So, what is Federal Foreign Tax Credit?
If you pay business or non-business taxes on an income made in a foreign country, you can claim the Federal Foreign Tax Credit once you have reported the income. If such taxes are paid to multiple countries, each tallying more than $200, you need to calculate the tax to each source of income separately before reporting them together on the T2209 form.
Does contribution to foreign public pension plans qualify for Federal Foreign Tax Credit?

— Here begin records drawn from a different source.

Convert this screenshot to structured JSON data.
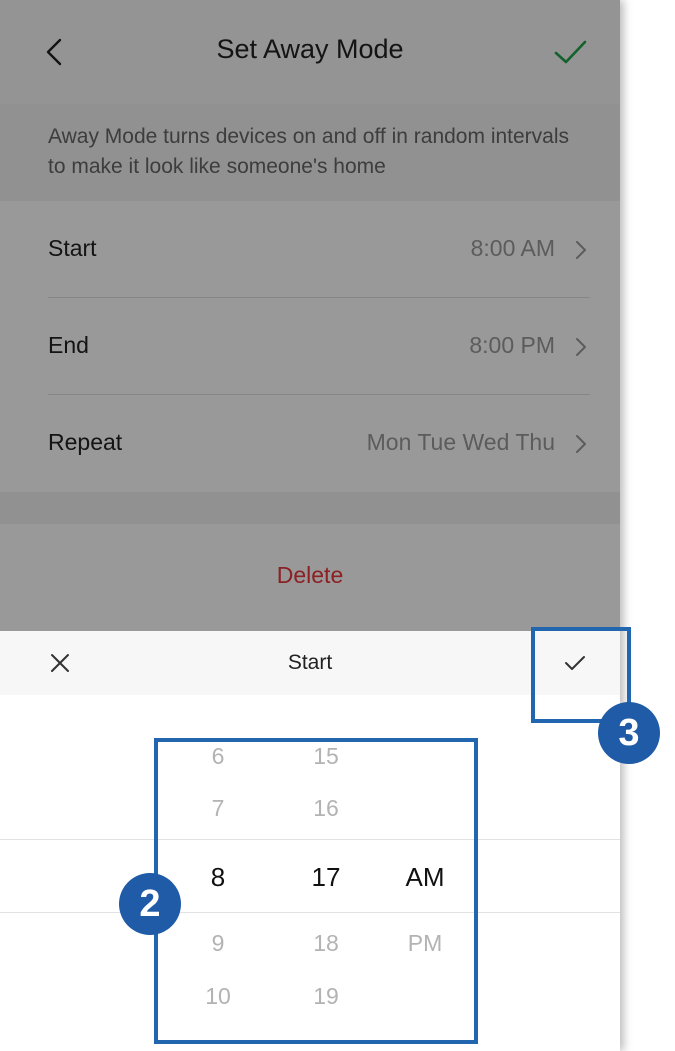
{
  "header": {
    "title": "Set Away Mode",
    "back_icon": "chevron-left-icon",
    "confirm_icon": "checkmark-icon",
    "confirm_color": "#1fa34a"
  },
  "description": "Away Mode turns devices on and off in random intervals to make it look like someone's home",
  "settings": [
    {
      "label": "Start",
      "value": "8:00 AM"
    },
    {
      "label": "End",
      "value": "8:00 PM"
    },
    {
      "label": "Repeat",
      "value": "Mon Tue Wed Thu"
    }
  ],
  "delete_label": "Delete",
  "delete_color": "#e8373d",
  "picker_sheet": {
    "title": "Start",
    "close_icon": "close-icon",
    "confirm_icon": "checkmark-icon",
    "hours": [
      "6",
      "7",
      "8",
      "9",
      "10"
    ],
    "minutes": [
      "15",
      "16",
      "17",
      "18",
      "19"
    ],
    "periods": [
      "AM",
      "PM"
    ],
    "selected": {
      "hour": "8",
      "minute": "17",
      "period": "AM"
    }
  },
  "annotations": {
    "badge_picker": "2",
    "badge_confirm": "3",
    "color": "#2266b0"
  }
}
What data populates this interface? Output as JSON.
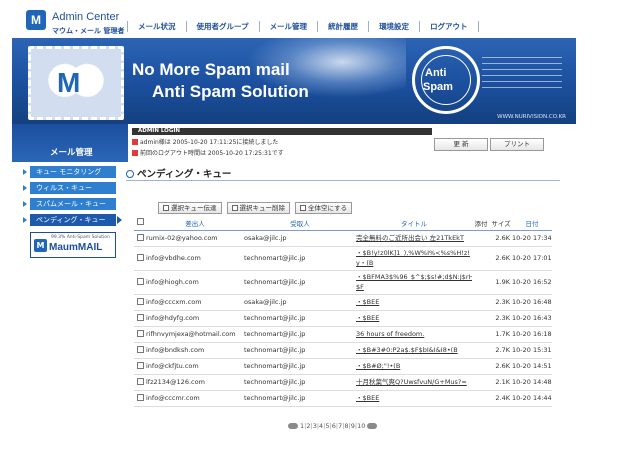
{
  "header": {
    "logo_mark": "M",
    "app_title": "Admin Center",
    "app_sub": "マウム・メール 管理者",
    "nav": [
      "メール状況",
      "使用者グループ",
      "メール管理",
      "統計履歴",
      "環境設定",
      "ログアウト"
    ]
  },
  "banner": {
    "line1": "No More Spam mail",
    "line2": "Anti Spam Solution",
    "stamp_line1": "Anti",
    "stamp_line2": "Spam",
    "envelope_mark": "M",
    "url": "WWW.NURIVISION.CO.KR"
  },
  "sidebar": {
    "title": "メール管理",
    "items": [
      "キュー モニタリング",
      "ウィルス・キュー",
      "スパムメール・キュー",
      "ペンディング・キュー"
    ],
    "active_index": 3,
    "maum_pct": "99.3% Anti-Spam Solution",
    "maum_brand": "MaumMAIL",
    "maum_icon": "M"
  },
  "login": {
    "header": "ADMIN LOGIN",
    "line1": "admin様は 2005-10-20 17:11:25に接続しました",
    "line2": "前回のログアウト時間は 2005-10-20 17:25:31です"
  },
  "toolbar": {
    "refresh": "更 新",
    "print": "プリント"
  },
  "section": {
    "title": "ペンディング・キュー"
  },
  "actions": [
    "選択キュー伝達",
    "選択キュー削除",
    "全体空にする"
  ],
  "table": {
    "headers": {
      "sender": "差出人",
      "recipient": "受取人",
      "title": "タイトル",
      "attach": "添付",
      "size": "サイズ",
      "date": "日付"
    },
    "rows": [
      {
        "sender": "rumix-02@yahoo.com",
        "recipient": "osaka@jilc.jp",
        "title": [
          "完全無料のご近所出会い 左21TkEkT"
        ],
        "size": "2.6K",
        "date": "10-20 17:34"
      },
      {
        "sender": "info@vbdhe.com",
        "recipient": "technomart@jilc.jp",
        "title": [
          "・$B!y!z0lK]1_),%W%I%<%s%H!z!",
          "y・(B"
        ],
        "size": "2.6K",
        "date": "10-20 17:01"
      },
      {
        "sender": "info@hiogh.com",
        "recipient": "technomart@jilc.jp",
        "title": [
          "・$BFMA3$%96_$^$;$s!#;d$N:J$rHH$7",
          "$F"
        ],
        "size": "1.9K",
        "date": "10-20 16:52"
      },
      {
        "sender": "info@cccxm.com",
        "recipient": "osaka@jilc.jp",
        "title": [
          "・$BEE"
        ],
        "size": "2.3K",
        "date": "10-20 16:48"
      },
      {
        "sender": "info@hdyfg.com",
        "recipient": "technomart@jilc.jp",
        "title": [
          "・$BEE"
        ],
        "size": "2.3K",
        "date": "10-20 16:43"
      },
      {
        "sender": "rifhnvymjexa@hotmail.com",
        "recipient": "technomart@jilc.jp",
        "title": [
          "36 hours of freedom."
        ],
        "size": "1.7K",
        "date": "10-20 16:18"
      },
      {
        "sender": "info@bndksh.com",
        "recipient": "technomart@jilc.jp",
        "title": [
          "・$B#3#0:P2a$.$F$bI&I&I8•(B"
        ],
        "size": "2.7K",
        "date": "10-20 15:31"
      },
      {
        "sender": "info@ckfjtu.com",
        "recipient": "technomart@jilc.jp",
        "title": [
          "・$B#Ø;\"!•(B"
        ],
        "size": "2.6K",
        "date": "10-20 14:51"
      },
      {
        "sender": "lfz2134@126.com",
        "recipient": "technomart@jilc.jp",
        "title": [
          "十月秋葉气爽Q?UwsfvuN/G+Mus?="
        ],
        "size": "2.1K",
        "date": "10-20 14:48"
      },
      {
        "sender": "info@cccmr.com",
        "recipient": "technomart@jilc.jp",
        "title": [
          "・$BEE"
        ],
        "size": "2.4K",
        "date": "10-20 14:44"
      }
    ]
  },
  "pager": {
    "pages": [
      "1",
      "2",
      "3",
      "4",
      "5",
      "6",
      "7",
      "8",
      "9",
      "10"
    ]
  },
  "colors": {
    "primary_blue": "#1f66b8",
    "banner_blue": "#1b4f9e",
    "sidebar_item": "#2f7fd0"
  }
}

Yes, and they are considered non-business income tax as per the CRA given the concern that you will never benefit from that sum of money made while you work temporarily under foreign legislation. This rule of thumb applies to the Federal Insurance Contributions Act (FICA), which dictates that under U.S. law, all employees are subject to payroll tax regardless of residency status. If you contribute to the FICA, you’re eligible for Federal Foreign Tax Credit.
Is it the same with all other countries?
Unfortunately, no. The credit varies between countries that have signed tax treaties with Canada and those that haven’t. Please consult us for details if you aren’t sure.
Is there a provincial foreign tax credit?
By the same token that you pay both federal and provincial income taxes, foreign tax credit is also applicable province-wide, on the caveats that first, your federal foreign tax credit on non-business income is less than the tax you have paid to a foreign country, and two, you do not reside in Quebec. You can claim Provincial foreign tax credit by filling out the T2036 form.
Last but not least, given that you are reporting your taxes to the CRA, be sure to apply the conversion rate at the time of the transaction, not the day you file your taxes when you calculate them in Canadian dollars.